  4. Are they drinking alcohol more than usual? We all know 2020 has pushed many of us to drink more, especially during the lockdown, it is critical to keep an eye on this sort of behaviour.

With these signs to look out for, the critical next step is, what should I do next?

This is where a lot of people struggle.

  1. DIG deeper, for example: ask your friend  “How have you really been?”, “What has been happening?” and then followed with “What is that like?” or “How has that been?”. You never know, dig a little, you might just be the sounding boarding that person needed, to share their feelings! Remember try not to offer advice, simply listen. If they do ask for your advice, refer them to a professional, such as a Counsellor, Lawyer or Psychiatrist. In terms of WHERE you should have these conversations you may want to take a girlfriend out for coffee or take her and the kids to the park, let the children play while you listen to your friend. She may very well appreciate the “break” from every day, even if it’s just for a short period of time.
  2. HELP. If you are unable to listen because it’s triggering past issues for you or for whatever reason, suggest some support. Make sure you know what help is available. Google the numbers for Lifeline, Beyond Blue or a relevant counsellor. Offer to help connect them with the support service. You may even want to offer to drive them to an appointment or sit with them as they make a call. Just having someone nearby may be the support they need. If you feel listening isn’t something you can do, perhaps prepare some dinners, or better yet, organise a cleaner or some time out for her in some way (maybe a massage or beauty treatment – something that’s directly for her).
  3. CHECK-IN. Follow up! A text, a quick call, whatever works.  A person struggling may not be able to catch up, for a variety of reasons so please remember, an invitation doesn’t need to result in an action to be an effective intervention strategy, the invitation itself can be like a dose of medicine. Sometimes the greatest help can be someone who checks in regularly. If you have to set a reminder to do so, then do that! Whatever will help your friend in need.

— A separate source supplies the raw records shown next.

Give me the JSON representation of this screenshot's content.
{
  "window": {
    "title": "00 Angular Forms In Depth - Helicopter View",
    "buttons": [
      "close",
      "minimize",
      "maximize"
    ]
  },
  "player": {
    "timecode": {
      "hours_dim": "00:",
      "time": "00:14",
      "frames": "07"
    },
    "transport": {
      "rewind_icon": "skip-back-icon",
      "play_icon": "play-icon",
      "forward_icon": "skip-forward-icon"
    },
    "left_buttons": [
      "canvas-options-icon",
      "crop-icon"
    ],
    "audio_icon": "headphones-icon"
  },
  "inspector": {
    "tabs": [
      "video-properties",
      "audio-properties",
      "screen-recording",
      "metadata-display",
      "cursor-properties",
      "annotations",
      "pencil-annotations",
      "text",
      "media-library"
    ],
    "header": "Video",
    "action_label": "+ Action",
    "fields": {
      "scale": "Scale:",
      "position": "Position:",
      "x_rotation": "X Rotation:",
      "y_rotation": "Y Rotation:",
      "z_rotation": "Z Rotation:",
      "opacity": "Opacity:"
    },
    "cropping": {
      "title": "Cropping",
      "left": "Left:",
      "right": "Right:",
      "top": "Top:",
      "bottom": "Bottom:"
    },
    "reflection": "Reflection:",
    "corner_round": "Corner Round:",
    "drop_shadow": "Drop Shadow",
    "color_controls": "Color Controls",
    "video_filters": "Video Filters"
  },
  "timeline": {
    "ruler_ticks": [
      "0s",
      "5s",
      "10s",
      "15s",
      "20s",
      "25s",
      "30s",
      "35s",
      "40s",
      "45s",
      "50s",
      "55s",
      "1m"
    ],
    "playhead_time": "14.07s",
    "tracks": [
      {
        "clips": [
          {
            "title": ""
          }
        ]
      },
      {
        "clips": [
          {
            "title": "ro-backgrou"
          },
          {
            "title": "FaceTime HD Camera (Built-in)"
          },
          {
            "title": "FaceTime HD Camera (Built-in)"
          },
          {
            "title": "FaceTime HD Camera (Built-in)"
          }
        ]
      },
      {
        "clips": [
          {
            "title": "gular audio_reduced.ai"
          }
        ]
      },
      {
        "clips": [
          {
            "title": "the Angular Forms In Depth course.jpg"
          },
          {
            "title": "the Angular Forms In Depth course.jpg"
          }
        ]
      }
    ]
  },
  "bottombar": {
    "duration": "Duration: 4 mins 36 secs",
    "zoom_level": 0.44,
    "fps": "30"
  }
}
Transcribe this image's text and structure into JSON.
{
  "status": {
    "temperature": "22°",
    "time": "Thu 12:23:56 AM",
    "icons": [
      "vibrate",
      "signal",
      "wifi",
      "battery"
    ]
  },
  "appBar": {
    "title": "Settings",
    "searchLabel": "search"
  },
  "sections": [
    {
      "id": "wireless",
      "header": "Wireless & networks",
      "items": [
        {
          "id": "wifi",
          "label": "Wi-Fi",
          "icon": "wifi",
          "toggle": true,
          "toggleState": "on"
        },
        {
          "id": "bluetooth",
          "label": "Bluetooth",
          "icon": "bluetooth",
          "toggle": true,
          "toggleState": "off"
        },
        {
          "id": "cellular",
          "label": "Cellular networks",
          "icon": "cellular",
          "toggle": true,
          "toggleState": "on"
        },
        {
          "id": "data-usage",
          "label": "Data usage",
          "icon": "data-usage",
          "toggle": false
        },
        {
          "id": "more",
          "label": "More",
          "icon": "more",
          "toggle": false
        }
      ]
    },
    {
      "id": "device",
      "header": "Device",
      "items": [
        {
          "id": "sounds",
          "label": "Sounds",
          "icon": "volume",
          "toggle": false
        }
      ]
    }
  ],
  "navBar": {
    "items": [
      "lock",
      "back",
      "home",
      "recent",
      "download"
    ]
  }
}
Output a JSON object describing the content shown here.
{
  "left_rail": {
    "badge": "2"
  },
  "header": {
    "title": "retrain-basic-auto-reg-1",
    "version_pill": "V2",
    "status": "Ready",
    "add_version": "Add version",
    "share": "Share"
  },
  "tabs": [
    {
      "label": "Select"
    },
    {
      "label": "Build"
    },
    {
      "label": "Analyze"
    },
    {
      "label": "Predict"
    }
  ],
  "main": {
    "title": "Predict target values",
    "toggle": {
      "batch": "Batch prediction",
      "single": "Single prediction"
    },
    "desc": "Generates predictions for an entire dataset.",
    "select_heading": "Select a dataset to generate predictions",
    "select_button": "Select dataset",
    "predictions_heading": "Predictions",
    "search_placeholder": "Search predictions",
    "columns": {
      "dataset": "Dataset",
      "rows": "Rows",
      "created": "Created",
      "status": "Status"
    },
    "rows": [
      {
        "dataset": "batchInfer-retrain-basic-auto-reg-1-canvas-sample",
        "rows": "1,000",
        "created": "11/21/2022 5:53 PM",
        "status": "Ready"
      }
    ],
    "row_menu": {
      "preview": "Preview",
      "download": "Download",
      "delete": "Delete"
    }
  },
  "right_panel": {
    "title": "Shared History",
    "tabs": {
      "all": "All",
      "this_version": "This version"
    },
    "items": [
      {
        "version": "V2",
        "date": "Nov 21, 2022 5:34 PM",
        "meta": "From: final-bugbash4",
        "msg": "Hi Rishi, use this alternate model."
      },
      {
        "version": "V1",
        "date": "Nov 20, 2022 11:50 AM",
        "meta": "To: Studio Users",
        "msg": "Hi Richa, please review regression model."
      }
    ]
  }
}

While there are uncertainties about 2021, in terms of waiting for a vaccine for COVID19, and the impact from global economies (the appointment of a new US President, the COVID19 pandemic in Europe and USA) and reaction to the end of financial support from the Australian Government, if you’re feeling the pressure, you can take action now and seek professional advice.

Jacqui reminds us that having a conversation with a Lawyer or Counsellor is by no means an obligation to carry out any action. “By simply talking through your situation and what the possible outcomes may be can provide you with help and perspective you require.”

“A good lawyer will not only look at the individual’s situation critically they will be sympathetic and work towards understanding the complexities of the case to result in a positive outcome for all involved,” finished Jacqui.


Jacqui is a family law lawyer with experience representing clients in negotiations, mediation and Court (including Federal Circuit Court and Family Court) at Sydney, Parramatta and Newcastle in NSW.

Jacqui has experience in complex matters including where there have been serious allegations of risk and family violence including Magellan Protocol matters.

Prior to becoming a lawyer, for more than 17 years, Jacqui studied and worked extensively in the social science and humanities arena. She completed a Diploma in Welfare, Bachelor of Social Science (Psychology) and a Graduate Diploma in Counselling and has worked with various communities and client groups.

It is experts in social science who guide the family law courts. With Jacqui’s extensive background in social science and the humanities, she brings a unique and effective approach to her family law practice.

Jacqui is passionate about achieving the best results for clients and ensuring clients are informed every step of the way.

Photo created by yanalya